[ii]Muscle Pain: Possible Causes. Cleveland Clinic. https://my.clevelandclinic.org/health/symptoms/17669-muscle-pain/possible-causes. Accessed 18 July 2020.
[iii]Overuse injury: How to prevent training injuries. Mayo Clinic. https://www.mayoclinic.org/healthy-lifestyle/fitness/in-depth/overuse-injury/art-20045875. Accessed 18 July 2020.
[iv]50 Common Signs and Symptoms of Stress. The American Institute of Stress. https://www.stress.org/stress-effects#:~:text=Your%20muscles%20tense%20up%20to,shoulder%20pain%2C%20and%20body%20aches. . Accessed 18 July 2020.
[v]Stress management. Mayo Clinic. https://www.mayoclinic.org/healthy-lifestyle/stress-management/in-depth/stress-symptoms/art-20050987. Accessed 18 July 2020.
[vi]Muscle aches. MedlinePlus. https://medlineplus.gov/ency/article/003178.htm. Accessed 18 July 2020.
[vii]What are the causes of unexplained muscle aches?
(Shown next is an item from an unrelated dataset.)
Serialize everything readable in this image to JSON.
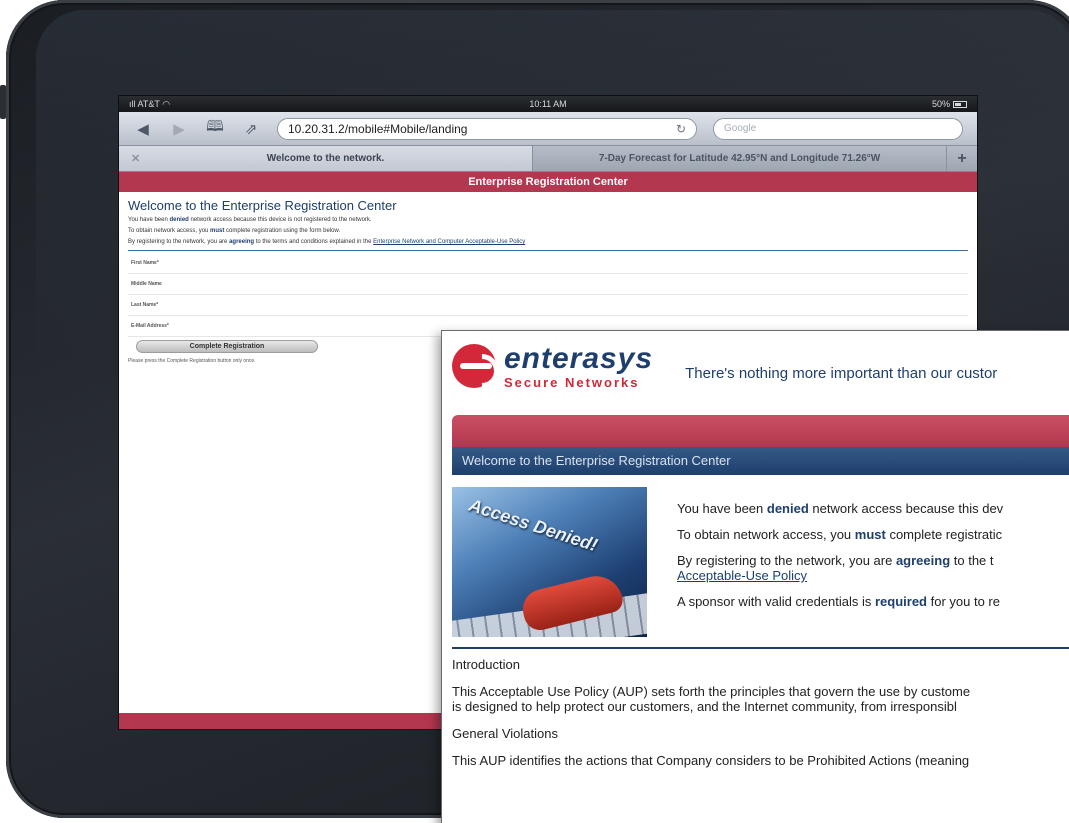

Medical News Today. https://www.medicalnewstoday.com/articles/322869. Accessed 18 July 2020.